Eslite to exit Shenzhen
Eslite Spectrum Corp (誠品生活), which operates the Eslite bookstore chain (誠品書局), plans to close its Shenzhen outlet in China at the end of the year, citing the economic effects of the COVID-19 pandemic and a change in international accounting rules, Eslite spokesman Wu Li-chieh (吳立傑) said in a statement on Friday. Eslite would record an asset impairment loss of NT$182 million (US$6.15 million) and an income loss of about NT$187 million, due to the early termination of its property lease, he said.
Tesla opens Tainan station
Electric vehicle maker Tesla Inc on Friday announced the opening of a V3 Supercharger station in Tainan, less than a week after its first electric vehicle charging station opened in Taipei. The new station, which has eight charging stalls, is at the Tainan Art Museum’s Building 2 and is larger than the facility at National Taiwan University in Taipei, which opened on Monday last week, with only three charging stalls. The V3 Supercharger stations, first unveiled last year, charge vehicles at a peak rate of 250 kilowatts (kW), compared with the previous generation, which had a peak rate of 145kW, Tesla said.
WPG revises T3EX bid

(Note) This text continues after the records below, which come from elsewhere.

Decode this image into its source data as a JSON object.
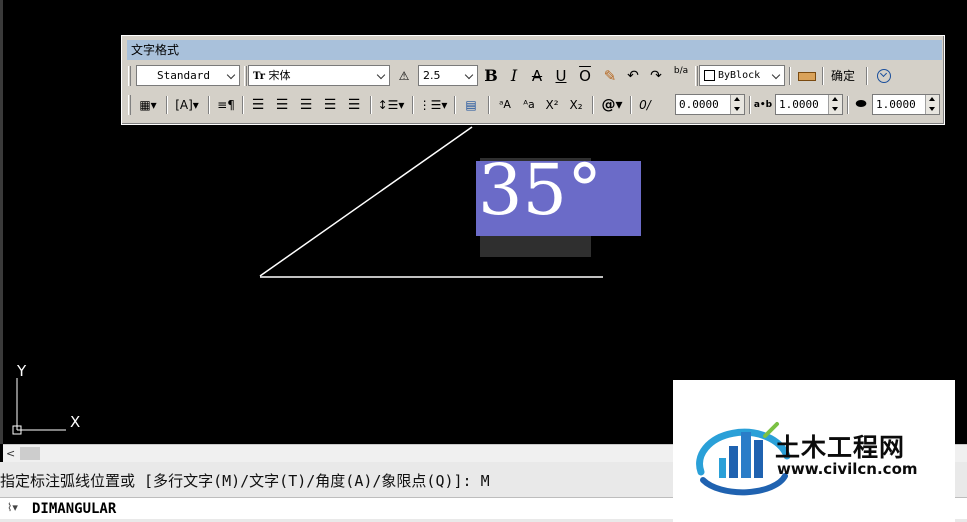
{
  "toolbar": {
    "title": "文字格式",
    "style_value": "Standard",
    "font_value": "宋体",
    "font_prefix": "Tr",
    "height_value": "2.5",
    "bold_label": "B",
    "italic_label": "I",
    "strike_label": "A",
    "underline_label": "U",
    "overline_label": "O",
    "color_value": "ByBlock",
    "ok_label": "确定",
    "oblique_value": "0.0000",
    "tracking_value": "1.0000",
    "width_value": "1.0000",
    "stack_label": "b/a",
    "superscript_label": "X²",
    "subscript_label": "X₂",
    "symbol_label": "@"
  },
  "drawing": {
    "dimension_text": "35°",
    "ucs_x_label": "X",
    "ucs_y_label": "Y"
  },
  "command": {
    "history": "指定标注弧线位置或 [多行文字(M)/文字(T)/角度(A)/象限点(Q)]: M",
    "input": "DIMANGULAR"
  },
  "watermark": {
    "title": "土木工程网",
    "url": "www.civilcn.com"
  },
  "colors": {
    "canvas": "#000000",
    "title_bar": "#a9c1db",
    "dim_highlight": "#6b6bc8",
    "watermark_blue": "#1f62b0"
  }
}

Semiconductor components distributor WPG Holdings Co’s (大聯大投資控股) board of directors has agreed to raise its public tender offer price for shares of freight forwarder and logistics operator T3EX Global Holdings Corp (台驊國際投控) to NT$32 per common share, up from the NT$28 per share it first proposed on June 18, WPG said on Saturday. The new offer price represents a premium of 4.74 percent compared with T3EX’s closing price of NT$30.55 on Friday.

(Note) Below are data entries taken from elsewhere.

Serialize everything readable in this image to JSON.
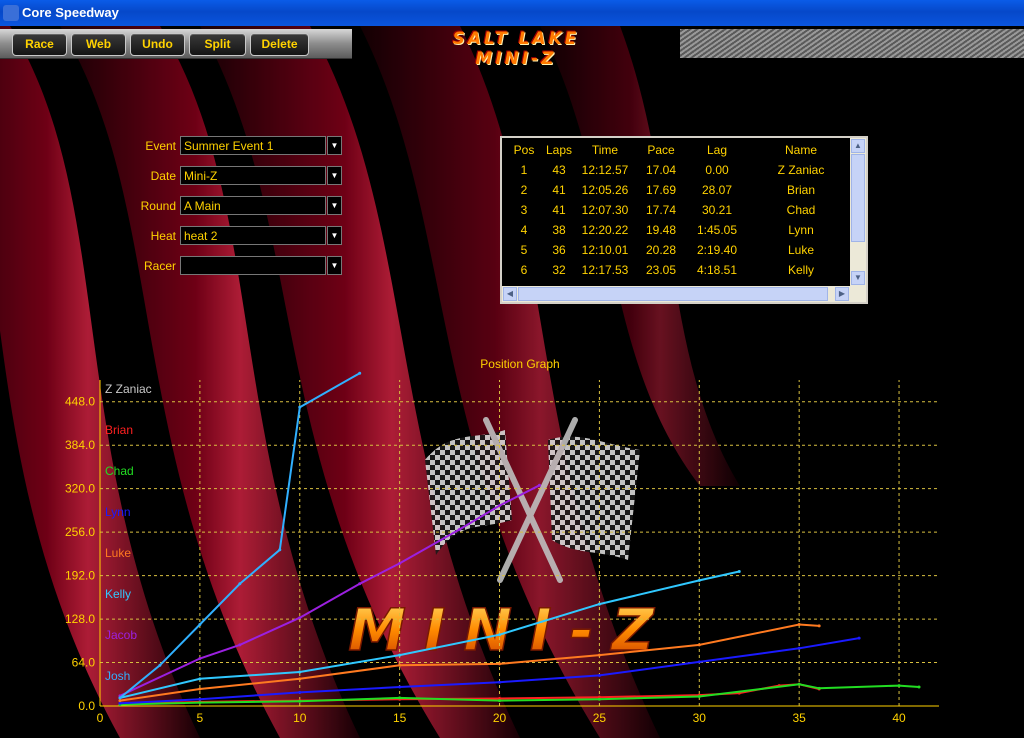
{
  "window": {
    "title": "Core Speedway"
  },
  "toolbar": {
    "buttons": [
      {
        "key": "race",
        "label": "Race"
      },
      {
        "key": "web",
        "label": "Web"
      },
      {
        "key": "undo",
        "label": "Undo"
      },
      {
        "key": "split",
        "label": "Split"
      },
      {
        "key": "delete",
        "label": "Delete"
      }
    ]
  },
  "logo": {
    "line1": "SALT LAKE",
    "line2": "MINI-Z"
  },
  "form": {
    "event": {
      "label": "Event",
      "value": "Summer Event 1"
    },
    "date": {
      "label": "Date",
      "value": "Mini-Z"
    },
    "round": {
      "label": "Round",
      "value": "A Main"
    },
    "heat": {
      "label": "Heat",
      "value": "heat 2"
    },
    "racer": {
      "label": "Racer",
      "value": ""
    }
  },
  "results": {
    "columns": [
      "Pos",
      "Laps",
      "Time",
      "Pace",
      "Lag",
      "Name"
    ],
    "rows": [
      [
        "1",
        "43",
        "12:12.57",
        "17.04",
        "0.00",
        "Z Zaniac"
      ],
      [
        "2",
        "41",
        "12:05.26",
        "17.69",
        "28.07",
        "Brian"
      ],
      [
        "3",
        "41",
        "12:07.30",
        "17.74",
        "30.21",
        "Chad"
      ],
      [
        "4",
        "38",
        "12:20.22",
        "19.48",
        "1:45.05",
        "Lynn"
      ],
      [
        "5",
        "36",
        "12:10.01",
        "20.28",
        "2:19.40",
        "Luke"
      ],
      [
        "6",
        "32",
        "12:17.53",
        "23.05",
        "4:18.51",
        "Kelly"
      ]
    ]
  },
  "colors": {
    "gold": "#ffd200",
    "grid": "#d8c040"
  },
  "chart_data": {
    "type": "line",
    "title": "Position Graph",
    "xlim": [
      0,
      42
    ],
    "ylim": [
      0,
      480
    ],
    "xticks": [
      "0",
      "5",
      "10",
      "15",
      "20",
      "25",
      "30",
      "35",
      "40"
    ],
    "yticks": [
      "0.0",
      "64.0",
      "128.0",
      "192.0",
      "256.0",
      "320.0",
      "384.0",
      "448.0"
    ],
    "grid": true,
    "legend_position": "left",
    "series": [
      {
        "name": "Z Zaniac",
        "color": "#c8c8c8",
        "x": [],
        "y": []
      },
      {
        "name": "Brian",
        "color": "#ff2020",
        "x": [
          1,
          5,
          10,
          15,
          20,
          25,
          30,
          32,
          34,
          35,
          36
        ],
        "y": [
          3,
          6,
          8,
          10,
          11,
          13,
          16,
          19,
          30,
          32,
          25
        ]
      },
      {
        "name": "Chad",
        "color": "#22dd22",
        "x": [
          1,
          5,
          10,
          15,
          20,
          25,
          30,
          35,
          36,
          40,
          41
        ],
        "y": [
          2,
          5,
          7,
          12,
          8,
          10,
          14,
          32,
          26,
          30,
          28
        ]
      },
      {
        "name": "Lynn",
        "color": "#1a1aff",
        "x": [
          1,
          5,
          10,
          15,
          20,
          25,
          30,
          35,
          38
        ],
        "y": [
          4,
          10,
          20,
          28,
          35,
          45,
          65,
          85,
          100
        ]
      },
      {
        "name": "Luke",
        "color": "#ff7a20",
        "x": [
          1,
          5,
          10,
          15,
          20,
          25,
          30,
          35,
          36
        ],
        "y": [
          8,
          25,
          40,
          60,
          62,
          75,
          90,
          120,
          118
        ]
      },
      {
        "name": "Kelly",
        "color": "#30c8ff",
        "x": [
          1,
          5,
          10,
          15,
          20,
          25,
          30,
          32
        ],
        "y": [
          12,
          40,
          50,
          75,
          105,
          150,
          185,
          198
        ]
      },
      {
        "name": "Jacob",
        "color": "#9b20e0",
        "x": [
          1,
          5,
          7,
          10,
          13,
          15,
          18,
          20,
          22
        ],
        "y": [
          15,
          70,
          90,
          130,
          180,
          210,
          260,
          295,
          325
        ]
      },
      {
        "name": "Josh",
        "color": "#30b0ff",
        "x": [
          1,
          3,
          5,
          7,
          9,
          10,
          13
        ],
        "y": [
          12,
          60,
          120,
          180,
          230,
          440,
          490
        ]
      }
    ]
  }
}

POOR INTERNAL CONTROLS: Insurance Bureau Director-General Shih Chiung-hwa said the company is expected to get back on track while its chairman is suspended The Financial Supervisory Commission (FSC) yesterday fined Shin Kong Life Insurance Co (新光人壽) NT$27.6 million (US$939,415) for a reckless investment that endangered its solvency, and suspended its chairman Eugene Wu (吳東進) for poor supervision. The penalty is the second-highest in a single case after Nan Shan Life Insurance Co (南山人壽) was fined NT$30 million in September last year and its chairman Du Ying-tzyong (杜英宗) suspended for two years, the commission said. In three rounds of special and regular examinations conducted since last year, the commission found that Shin Kong Life had given too much power to an asset and liability management committee
Sony Corp has cut its estimated Play Station 5 (PS5) production for this fiscal year by 4 million units, down to about 11 million, following production issues with its custom-designed system-on-chip (SOC) for the new console, people familiar with the matter said. The Tokyo-based electronics giant in July boosted orders with suppliers in anticipation of heightened demand for gaming in the holiday season and beyond, as people spend more time at home due to the COVID-19 pandemic. However, the company has come up against manufacturing issues, such as production yields as low as 50 percent for its SOC, which have cut into
HEAVY INVESTMENT: Moody’s affirmed the firm’s ‘Aa3’ rating with a ‘stable’ outlook due to its leading position in the industry and ability to match customer requirements Taiwan Semiconductor Manufacturing Co’s (TSMC, 台積電) revenue this year is expected to increase about 21 percent to NT$1.29 trillion (US$44.01 billion) from NT$1.07 trillion last year, driven by strong demand for advanced 5-nanometer and 7-nanometer chips mainly used in smartphones and high-performance computing devices, a Moody’s Investors Service report on Wednesday said. TSMC’s rate of revenue growth next year is to increase to 7.5 percent, the ratings agency said. The company, which supplies 5-nanometer chips for Apple Inc’s new iPad series, has introduced the advanced chips ahead of its competitors and gained a significant share of the market for the foundry industry’s
O2O BICYCLE SHOW: The Taiwan Bicycle Show next year is to be online to offline, with forums, audio-visual conferences and livestreaming of the offline events Local bicycle makers expect demand to continue outpacing supply due to orders triggered by the COVID-19 pandemic, with some companies seeing orders back up through next year. “Next year is all full in terms of orders. Our lead time on components is one year,” Giant Manufacturing Co Ltd (巨大機械) chairwoman Bonnie Tu (杜綉珍) told a news conference in Taipei organized by the Taiwan External Trade Development Council (TAITRA) to announce next year’s Taipei Cycle Show. The pandemic has reduced bicycle supplies and increased demand around the world, Robert Wu (吳盈進), chairman of KMC (Kuei Meng) International Inc (桂盟國際), one of the world’s